TRY IT. The expected result is an exact restatement of the data, free of pictures.

GIVEN INFORMATION.

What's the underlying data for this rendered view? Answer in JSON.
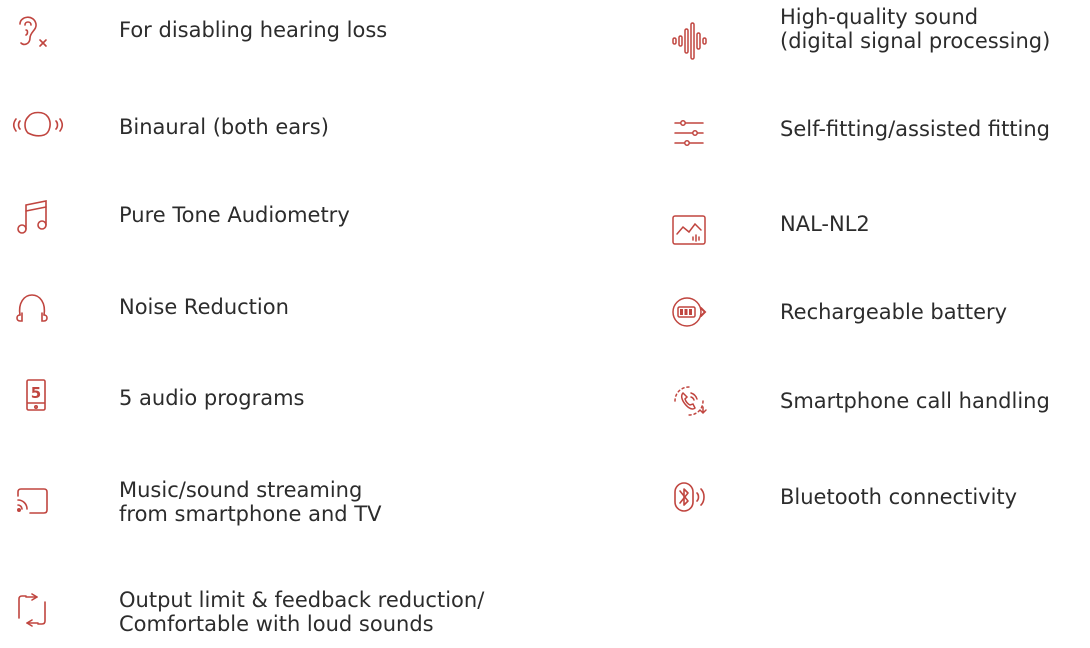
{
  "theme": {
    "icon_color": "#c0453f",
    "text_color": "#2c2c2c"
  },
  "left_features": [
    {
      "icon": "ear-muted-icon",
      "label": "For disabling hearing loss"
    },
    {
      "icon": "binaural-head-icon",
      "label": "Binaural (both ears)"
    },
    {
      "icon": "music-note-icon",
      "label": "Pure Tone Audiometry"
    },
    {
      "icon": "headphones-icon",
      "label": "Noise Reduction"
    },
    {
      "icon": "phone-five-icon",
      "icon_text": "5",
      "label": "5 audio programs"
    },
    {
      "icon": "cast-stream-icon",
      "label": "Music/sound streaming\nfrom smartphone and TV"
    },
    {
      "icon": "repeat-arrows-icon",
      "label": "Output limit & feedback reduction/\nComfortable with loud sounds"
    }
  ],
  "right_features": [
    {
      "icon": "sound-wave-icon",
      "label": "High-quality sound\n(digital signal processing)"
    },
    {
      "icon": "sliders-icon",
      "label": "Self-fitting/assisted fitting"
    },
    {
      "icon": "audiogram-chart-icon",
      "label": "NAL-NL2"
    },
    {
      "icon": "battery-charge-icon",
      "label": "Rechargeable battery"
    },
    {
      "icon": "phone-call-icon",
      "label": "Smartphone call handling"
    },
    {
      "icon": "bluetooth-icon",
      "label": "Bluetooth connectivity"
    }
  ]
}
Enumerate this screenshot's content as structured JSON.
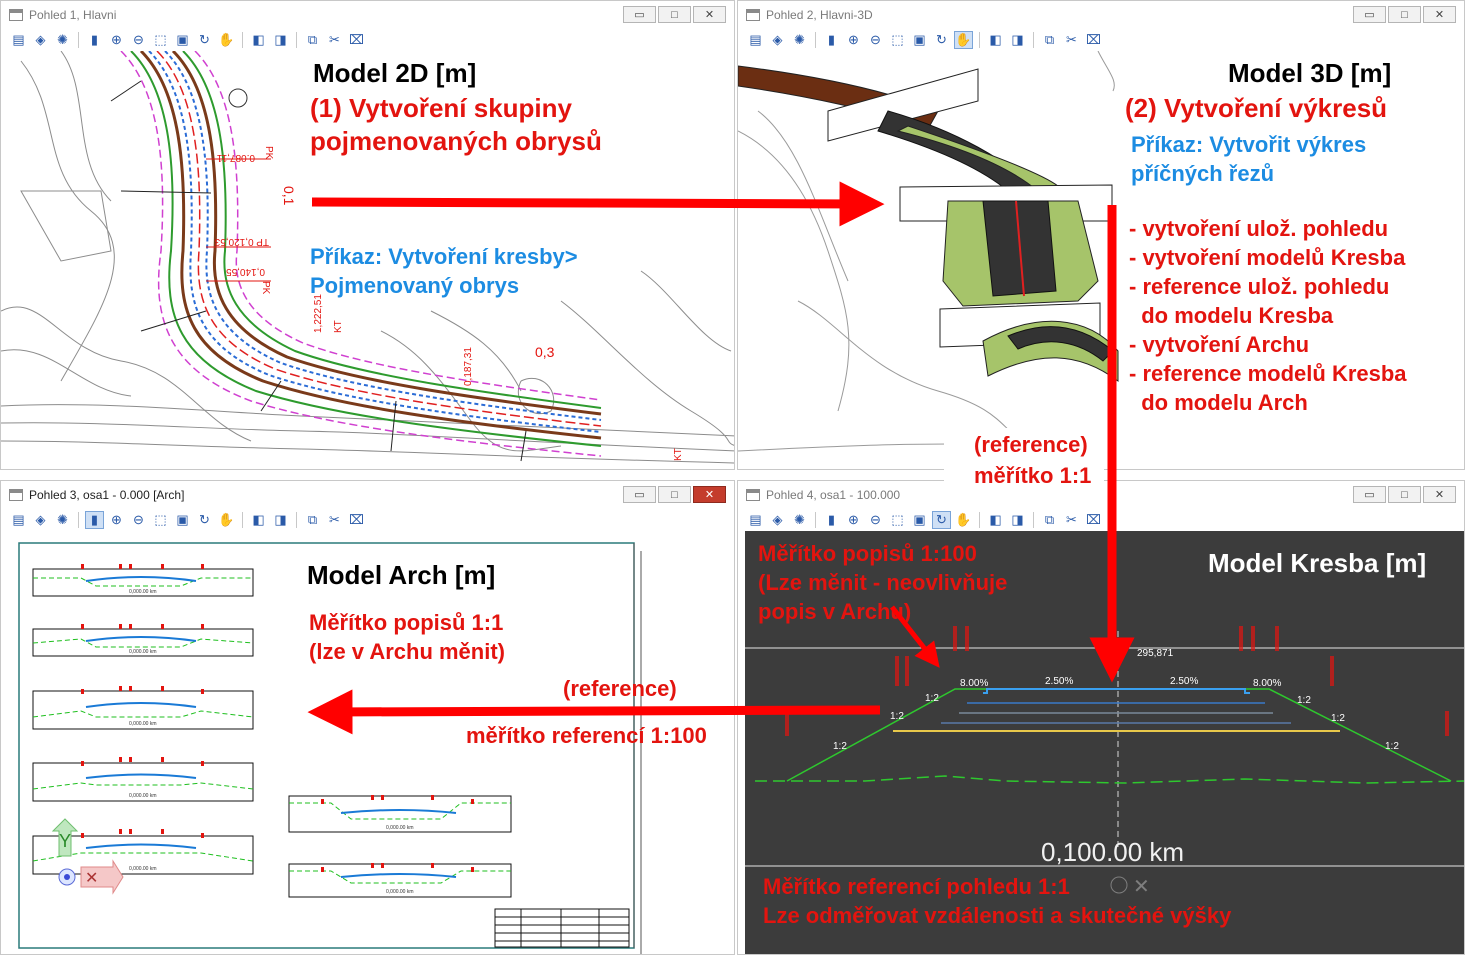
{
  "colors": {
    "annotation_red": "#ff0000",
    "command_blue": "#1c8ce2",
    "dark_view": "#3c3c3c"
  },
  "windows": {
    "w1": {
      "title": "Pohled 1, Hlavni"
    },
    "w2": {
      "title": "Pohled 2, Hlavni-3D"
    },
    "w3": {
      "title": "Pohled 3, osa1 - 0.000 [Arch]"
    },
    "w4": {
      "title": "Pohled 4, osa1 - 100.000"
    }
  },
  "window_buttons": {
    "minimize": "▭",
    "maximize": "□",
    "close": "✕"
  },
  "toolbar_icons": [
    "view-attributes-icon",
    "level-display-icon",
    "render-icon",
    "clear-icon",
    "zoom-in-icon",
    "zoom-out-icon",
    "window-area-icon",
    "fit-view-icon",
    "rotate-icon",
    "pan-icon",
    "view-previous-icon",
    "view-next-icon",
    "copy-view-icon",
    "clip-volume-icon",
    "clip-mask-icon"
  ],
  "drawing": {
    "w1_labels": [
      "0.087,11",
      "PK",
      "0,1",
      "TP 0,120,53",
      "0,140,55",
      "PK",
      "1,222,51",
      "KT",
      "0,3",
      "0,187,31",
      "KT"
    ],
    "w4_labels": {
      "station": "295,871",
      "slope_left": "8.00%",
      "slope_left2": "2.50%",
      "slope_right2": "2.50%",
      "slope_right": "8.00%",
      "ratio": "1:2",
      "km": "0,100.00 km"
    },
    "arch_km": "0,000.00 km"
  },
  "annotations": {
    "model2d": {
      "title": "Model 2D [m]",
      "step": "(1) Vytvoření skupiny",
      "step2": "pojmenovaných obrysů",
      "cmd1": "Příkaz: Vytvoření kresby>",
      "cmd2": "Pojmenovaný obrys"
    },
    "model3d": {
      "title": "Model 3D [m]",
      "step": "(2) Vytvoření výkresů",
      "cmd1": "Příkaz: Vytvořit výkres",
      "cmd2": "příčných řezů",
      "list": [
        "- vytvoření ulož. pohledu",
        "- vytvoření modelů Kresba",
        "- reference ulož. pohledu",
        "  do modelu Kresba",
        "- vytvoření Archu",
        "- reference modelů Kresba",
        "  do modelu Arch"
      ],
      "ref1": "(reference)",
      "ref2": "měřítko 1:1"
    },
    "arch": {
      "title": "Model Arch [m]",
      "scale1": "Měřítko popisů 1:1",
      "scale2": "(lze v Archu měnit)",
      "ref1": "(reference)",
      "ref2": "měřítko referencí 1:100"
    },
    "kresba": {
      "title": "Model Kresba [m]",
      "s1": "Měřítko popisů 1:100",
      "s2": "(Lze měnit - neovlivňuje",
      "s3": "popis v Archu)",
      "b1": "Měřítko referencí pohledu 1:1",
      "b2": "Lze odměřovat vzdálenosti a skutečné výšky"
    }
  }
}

ANSWER TO THIS PROBLEM.
What's the underlying data for this rendered view? Answer in JSON.
{
  "theme": {
    "icon_color": "#c0453f",
    "text_color": "#2c2c2c"
  },
  "left_features": [
    {
      "icon": "ear-muted-icon",
      "label": "For disabling hearing loss"
    },
    {
      "icon": "binaural-head-icon",
      "label": "Binaural (both ears)"
    },
    {
      "icon": "music-note-icon",
      "label": "Pure Tone Audiometry"
    },
    {
      "icon": "headphones-icon",
      "label": "Noise Reduction"
    },
    {
      "icon": "phone-five-icon",
      "icon_text": "5",
      "label": "5 audio programs"
    },
    {
      "icon": "cast-stream-icon",
      "label": "Music/sound streaming\nfrom smartphone and TV"
    },
    {
      "icon": "repeat-arrows-icon",
      "label": "Output limit & feedback reduction/\nComfortable with loud sounds"
    }
  ],
  "right_features": [
    {
      "icon": "sound-wave-icon",
      "label": "High-quality sound\n(digital signal processing)"
    },
    {
      "icon": "sliders-icon",
      "label": "Self-fitting/assisted fitting"
    },
    {
      "icon": "audiogram-chart-icon",
      "label": "NAL-NL2"
    },
    {
      "icon": "battery-charge-icon",
      "label": "Rechargeable battery"
    },
    {
      "icon": "phone-call-icon",
      "label": "Smartphone call handling"
    },
    {
      "icon": "bluetooth-icon",
      "label": "Bluetooth connectivity"
    }
  ]
}
Enumerate this screenshot's content as structured JSON.
{
  "colors": {
    "annotation_red": "#ff0000",
    "command_blue": "#1c8ce2",
    "dark_view": "#3c3c3c"
  },
  "windows": {
    "w1": {
      "title": "Pohled 1, Hlavni"
    },
    "w2": {
      "title": "Pohled 2, Hlavni-3D"
    },
    "w3": {
      "title": "Pohled 3, osa1 - 0.000 [Arch]"
    },
    "w4": {
      "title": "Pohled 4, osa1 - 100.000"
    }
  },
  "window_buttons": {
    "minimize": "▭",
    "maximize": "□",
    "close": "✕"
  },
  "toolbar_icons": [
    "view-attributes-icon",
    "level-display-icon",
    "render-icon",
    "clear-icon",
    "zoom-in-icon",
    "zoom-out-icon",
    "window-area-icon",
    "fit-view-icon",
    "rotate-icon",
    "pan-icon",
    "view-previous-icon",
    "view-next-icon",
    "copy-view-icon",
    "clip-volume-icon",
    "clip-mask-icon"
  ],
  "drawing": {
    "w1_labels": [
      "0.087,11",
      "PK",
      "0,1",
      "TP 0,120,53",
      "0,140,55",
      "PK",
      "1,222,51",
      "KT",
      "0,3",
      "0,187,31",
      "KT"
    ],
    "w4_labels": {
      "station": "295,871",
      "slope_left": "8.00%",
      "slope_left2": "2.50%",
      "slope_right2": "2.50%",
      "slope_right": "8.00%",
      "ratio": "1:2",
      "km": "0,100.00 km"
    },
    "arch_km": "0,000.00 km"
  },
  "annotations": {
    "model2d": {
      "title": "Model 2D [m]",
      "step": "(1) Vytvoření skupiny",
      "step2": "pojmenovaných obrysů",
      "cmd1": "Příkaz: Vytvoření kresby>",
      "cmd2": "Pojmenovaný obrys"
    },
    "model3d": {
      "title": "Model 3D [m]",
      "step": "(2) Vytvoření výkresů",
      "cmd1": "Příkaz: Vytvořit výkres",
      "cmd2": "příčných řezů",
      "list": [
        "- vytvoření ulož. pohledu",
        "- vytvoření modelů Kresba",
        "- reference ulož. pohledu",
        "  do modelu Kresba",
        "- vytvoření Archu",
        "- reference modelů Kresba",
        "  do modelu Arch"
      ],
      "ref1": "(reference)",
      "ref2": "měřítko 1:1"
    },
    "arch": {
      "title": "Model Arch [m]",
      "scale1": "Měřítko popisů 1:1",
      "scale2": "(lze v Archu měnit)",
      "ref1": "(reference)",
      "ref2": "měřítko referencí 1:100"
    },
    "kresba": {
      "title": "Model Kresba [m]",
      "s1": "Měřítko popisů 1:100",
      "s2": "(Lze měnit - neovlivňuje",
      "s3": "popis v Archu)",
      "b1": "Měřítko referencí pohledu 1:1",
      "b2": "Lze odměřovat vzdálenosti a skutečné výšky"
    }
  }
}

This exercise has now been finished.